Dune: Part Two Speaks Without Words And Becomes A Masterpiece

By Joshua Tyler | Updated

Dune Part Two review

No one cries in the desert. In a place where water is precious, nothing can be wasted. Dune feels without tears. Dune speaks without words. 

Director Denis Villeneuve may be the greatest filmmaker of his generation. Author Frank Herbert may be the greatest science fiction writer of all time. By combining the two of them, they’ve created a fully realized universe of revenge and power in a way that’s utterly unique. It’s like nothing else you’ve seen or will see again.

Dune Part Two review

You knew that already when you watched Dune. Dune: Part Two takes that crystal clear singularity and takes it to an impossible level.

For those who haven’t read the books, much of Frank Herbert’s story takes place in the minds and inner thoughts of his characters. Because of that, Hollywood has shied away from turning this science fiction touchstone into a movie event for years. The last time someone tried, in the eighties, the result was a disaster.

How do you film a movie where all your characters think and don’t emote or speak? You can’t. I can’t. Maybe no one else in the world can except Denis Villeneuve. 

In the eyes of Villeneuve, dialogue is lazy. A true visual storyteller can communicate without speaking. And he does it. He does it over and over and over again and translates what was once thought to be an unfilmable narrative into one of the greatest movie masterpieces ever created.

Dune Part Two review
Zendaya and Timothée Chalamet in Dune: Part Two

He does it by using images and sound and the nuanced faces of some of Hollywood’s most talented young actors. Mute the dialogue in Dune: Part Two, and you wouldn’t notice. Villeneuve tells a story beyond words.

By the time Dune: Part Two is over, we know this world and these characters on a deeply intimate level.
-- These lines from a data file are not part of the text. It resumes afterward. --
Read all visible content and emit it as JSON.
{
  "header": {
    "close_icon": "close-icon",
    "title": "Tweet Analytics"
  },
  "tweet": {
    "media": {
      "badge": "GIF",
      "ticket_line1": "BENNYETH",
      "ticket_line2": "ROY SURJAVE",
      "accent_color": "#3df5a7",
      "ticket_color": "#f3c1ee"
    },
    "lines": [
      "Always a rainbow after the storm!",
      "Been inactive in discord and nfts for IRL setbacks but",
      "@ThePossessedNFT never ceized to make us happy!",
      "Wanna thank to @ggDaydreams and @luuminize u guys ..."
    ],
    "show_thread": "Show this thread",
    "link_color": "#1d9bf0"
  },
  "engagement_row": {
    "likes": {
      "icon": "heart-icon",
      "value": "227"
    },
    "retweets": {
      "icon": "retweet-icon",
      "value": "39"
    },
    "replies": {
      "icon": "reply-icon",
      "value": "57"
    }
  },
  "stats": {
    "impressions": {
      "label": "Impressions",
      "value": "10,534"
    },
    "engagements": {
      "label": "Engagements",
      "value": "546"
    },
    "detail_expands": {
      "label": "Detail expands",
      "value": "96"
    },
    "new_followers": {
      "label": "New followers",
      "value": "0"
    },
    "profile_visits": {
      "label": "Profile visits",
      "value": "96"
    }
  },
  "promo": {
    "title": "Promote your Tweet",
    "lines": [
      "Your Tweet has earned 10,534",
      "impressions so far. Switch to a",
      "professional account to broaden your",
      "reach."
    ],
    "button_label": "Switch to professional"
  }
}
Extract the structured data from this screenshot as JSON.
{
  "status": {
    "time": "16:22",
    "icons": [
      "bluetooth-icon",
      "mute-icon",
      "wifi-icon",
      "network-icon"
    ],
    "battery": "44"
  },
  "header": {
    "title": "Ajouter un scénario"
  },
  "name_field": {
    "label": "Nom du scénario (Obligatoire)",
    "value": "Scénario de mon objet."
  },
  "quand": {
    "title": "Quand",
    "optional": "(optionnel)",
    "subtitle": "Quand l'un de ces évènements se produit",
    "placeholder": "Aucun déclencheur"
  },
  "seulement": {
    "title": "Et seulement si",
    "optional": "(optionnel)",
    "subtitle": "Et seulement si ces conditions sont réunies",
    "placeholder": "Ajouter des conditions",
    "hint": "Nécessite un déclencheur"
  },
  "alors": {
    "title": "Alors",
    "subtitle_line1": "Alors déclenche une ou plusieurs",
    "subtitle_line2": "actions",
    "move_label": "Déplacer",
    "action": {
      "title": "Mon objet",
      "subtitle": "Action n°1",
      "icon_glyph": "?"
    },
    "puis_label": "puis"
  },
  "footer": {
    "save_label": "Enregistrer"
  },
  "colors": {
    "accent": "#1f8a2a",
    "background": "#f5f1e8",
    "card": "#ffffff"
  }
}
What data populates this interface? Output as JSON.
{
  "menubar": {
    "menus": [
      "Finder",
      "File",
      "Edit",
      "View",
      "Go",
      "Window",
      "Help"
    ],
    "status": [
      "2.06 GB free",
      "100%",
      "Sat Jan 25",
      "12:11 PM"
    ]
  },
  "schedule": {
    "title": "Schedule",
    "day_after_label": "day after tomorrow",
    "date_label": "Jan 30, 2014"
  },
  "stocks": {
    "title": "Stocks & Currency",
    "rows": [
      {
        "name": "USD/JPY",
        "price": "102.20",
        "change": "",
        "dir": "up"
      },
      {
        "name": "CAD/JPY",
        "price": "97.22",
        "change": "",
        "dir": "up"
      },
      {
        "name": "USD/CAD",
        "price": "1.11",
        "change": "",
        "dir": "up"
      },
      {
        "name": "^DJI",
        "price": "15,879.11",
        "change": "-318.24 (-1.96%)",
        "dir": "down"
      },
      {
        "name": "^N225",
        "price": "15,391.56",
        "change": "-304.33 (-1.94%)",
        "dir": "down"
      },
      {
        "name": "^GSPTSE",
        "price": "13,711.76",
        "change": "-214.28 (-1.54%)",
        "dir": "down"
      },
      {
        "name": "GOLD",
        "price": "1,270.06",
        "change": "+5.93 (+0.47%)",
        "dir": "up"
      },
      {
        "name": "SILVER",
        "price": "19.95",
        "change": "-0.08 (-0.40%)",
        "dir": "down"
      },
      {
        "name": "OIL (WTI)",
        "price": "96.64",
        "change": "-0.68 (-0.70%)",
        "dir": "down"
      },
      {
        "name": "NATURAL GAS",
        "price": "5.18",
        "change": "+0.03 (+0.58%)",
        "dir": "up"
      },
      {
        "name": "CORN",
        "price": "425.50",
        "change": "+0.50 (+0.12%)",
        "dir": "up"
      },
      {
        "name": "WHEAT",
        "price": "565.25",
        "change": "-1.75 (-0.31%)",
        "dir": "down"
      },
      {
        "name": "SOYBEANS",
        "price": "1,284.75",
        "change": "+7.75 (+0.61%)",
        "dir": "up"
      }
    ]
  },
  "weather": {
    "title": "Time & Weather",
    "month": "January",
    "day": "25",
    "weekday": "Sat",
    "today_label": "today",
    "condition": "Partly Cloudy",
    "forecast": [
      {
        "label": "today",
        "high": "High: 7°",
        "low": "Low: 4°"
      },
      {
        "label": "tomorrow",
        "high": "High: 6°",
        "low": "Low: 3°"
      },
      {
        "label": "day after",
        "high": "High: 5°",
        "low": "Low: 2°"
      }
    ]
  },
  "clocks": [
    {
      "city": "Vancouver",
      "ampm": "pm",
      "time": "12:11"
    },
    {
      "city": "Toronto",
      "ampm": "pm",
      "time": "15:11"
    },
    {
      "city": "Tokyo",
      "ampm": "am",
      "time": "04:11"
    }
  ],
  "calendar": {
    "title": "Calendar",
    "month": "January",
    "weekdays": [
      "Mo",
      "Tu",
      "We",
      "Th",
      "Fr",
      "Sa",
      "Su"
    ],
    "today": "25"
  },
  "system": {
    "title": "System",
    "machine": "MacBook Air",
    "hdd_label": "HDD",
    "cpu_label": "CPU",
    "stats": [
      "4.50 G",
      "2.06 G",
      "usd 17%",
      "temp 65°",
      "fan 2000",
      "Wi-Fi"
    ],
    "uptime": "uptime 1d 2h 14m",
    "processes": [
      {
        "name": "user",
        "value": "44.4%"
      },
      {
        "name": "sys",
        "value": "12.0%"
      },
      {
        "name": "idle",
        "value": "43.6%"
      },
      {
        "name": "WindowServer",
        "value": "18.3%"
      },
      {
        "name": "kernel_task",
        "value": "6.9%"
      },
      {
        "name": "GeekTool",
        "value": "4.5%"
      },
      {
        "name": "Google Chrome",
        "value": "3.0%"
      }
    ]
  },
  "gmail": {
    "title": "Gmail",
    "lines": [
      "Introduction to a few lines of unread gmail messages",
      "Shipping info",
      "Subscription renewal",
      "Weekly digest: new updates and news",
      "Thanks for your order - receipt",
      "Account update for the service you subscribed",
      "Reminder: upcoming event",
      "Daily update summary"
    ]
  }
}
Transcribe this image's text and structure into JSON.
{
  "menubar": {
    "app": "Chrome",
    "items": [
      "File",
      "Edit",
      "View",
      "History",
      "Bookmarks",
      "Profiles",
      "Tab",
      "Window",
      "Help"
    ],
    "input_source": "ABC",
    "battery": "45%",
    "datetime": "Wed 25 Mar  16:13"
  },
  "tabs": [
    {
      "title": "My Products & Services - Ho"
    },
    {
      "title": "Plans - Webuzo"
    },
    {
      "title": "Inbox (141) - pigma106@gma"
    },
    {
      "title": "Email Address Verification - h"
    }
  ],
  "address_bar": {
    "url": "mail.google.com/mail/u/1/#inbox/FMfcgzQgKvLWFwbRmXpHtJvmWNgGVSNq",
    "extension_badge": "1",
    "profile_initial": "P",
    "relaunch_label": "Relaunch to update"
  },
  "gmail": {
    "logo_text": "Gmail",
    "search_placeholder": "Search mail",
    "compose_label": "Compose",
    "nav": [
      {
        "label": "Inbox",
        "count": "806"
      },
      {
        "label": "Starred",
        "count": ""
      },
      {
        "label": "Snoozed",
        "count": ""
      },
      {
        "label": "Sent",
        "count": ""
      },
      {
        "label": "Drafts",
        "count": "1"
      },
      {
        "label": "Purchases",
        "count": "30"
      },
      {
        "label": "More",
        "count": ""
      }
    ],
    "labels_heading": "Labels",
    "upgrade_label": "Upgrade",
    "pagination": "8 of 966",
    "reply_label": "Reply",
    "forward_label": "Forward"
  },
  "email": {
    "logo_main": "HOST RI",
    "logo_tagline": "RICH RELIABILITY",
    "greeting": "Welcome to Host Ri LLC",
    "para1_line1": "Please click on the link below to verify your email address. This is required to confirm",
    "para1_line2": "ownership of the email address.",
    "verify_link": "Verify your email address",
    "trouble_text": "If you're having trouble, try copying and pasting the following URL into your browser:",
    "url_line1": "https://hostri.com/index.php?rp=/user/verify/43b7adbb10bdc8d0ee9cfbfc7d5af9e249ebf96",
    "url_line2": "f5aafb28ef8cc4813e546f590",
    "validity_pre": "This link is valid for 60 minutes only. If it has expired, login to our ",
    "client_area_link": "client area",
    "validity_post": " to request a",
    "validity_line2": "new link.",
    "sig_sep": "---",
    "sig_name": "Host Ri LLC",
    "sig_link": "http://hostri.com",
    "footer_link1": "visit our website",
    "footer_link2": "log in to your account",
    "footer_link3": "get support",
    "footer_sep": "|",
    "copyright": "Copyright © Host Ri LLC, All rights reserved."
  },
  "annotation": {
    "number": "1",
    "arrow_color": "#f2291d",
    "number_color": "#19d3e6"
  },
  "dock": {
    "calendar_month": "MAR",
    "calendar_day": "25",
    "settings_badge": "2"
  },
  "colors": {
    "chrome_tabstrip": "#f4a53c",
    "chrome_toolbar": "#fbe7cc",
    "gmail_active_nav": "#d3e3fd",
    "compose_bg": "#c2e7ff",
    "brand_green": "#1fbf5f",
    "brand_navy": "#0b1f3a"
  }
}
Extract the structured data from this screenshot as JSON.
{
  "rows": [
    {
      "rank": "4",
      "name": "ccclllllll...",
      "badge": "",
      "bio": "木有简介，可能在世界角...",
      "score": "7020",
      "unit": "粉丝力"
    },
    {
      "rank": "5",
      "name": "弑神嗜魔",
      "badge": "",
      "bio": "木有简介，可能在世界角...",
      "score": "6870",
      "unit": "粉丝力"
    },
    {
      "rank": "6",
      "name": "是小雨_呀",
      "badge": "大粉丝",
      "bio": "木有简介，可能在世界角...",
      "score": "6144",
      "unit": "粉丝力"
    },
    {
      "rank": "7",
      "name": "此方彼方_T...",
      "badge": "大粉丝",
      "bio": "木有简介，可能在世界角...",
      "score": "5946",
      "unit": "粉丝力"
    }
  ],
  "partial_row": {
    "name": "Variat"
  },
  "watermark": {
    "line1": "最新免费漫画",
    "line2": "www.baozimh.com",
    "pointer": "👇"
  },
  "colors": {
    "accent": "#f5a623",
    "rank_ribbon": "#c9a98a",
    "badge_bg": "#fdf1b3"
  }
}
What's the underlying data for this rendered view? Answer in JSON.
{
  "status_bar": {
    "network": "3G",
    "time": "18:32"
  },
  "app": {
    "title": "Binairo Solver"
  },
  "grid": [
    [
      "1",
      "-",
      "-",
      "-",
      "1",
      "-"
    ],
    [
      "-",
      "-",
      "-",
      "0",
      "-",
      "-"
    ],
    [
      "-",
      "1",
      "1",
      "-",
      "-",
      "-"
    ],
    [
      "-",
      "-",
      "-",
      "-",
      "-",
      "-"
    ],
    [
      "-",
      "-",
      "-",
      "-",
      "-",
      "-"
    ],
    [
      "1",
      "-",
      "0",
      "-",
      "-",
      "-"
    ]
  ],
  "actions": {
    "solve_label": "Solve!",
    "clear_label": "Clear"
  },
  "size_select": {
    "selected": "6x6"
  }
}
We understand what drives them and we feel the lesson they’ve learned. That lesson is this: When war is upon you, fight. 

Fight. Don’t talk.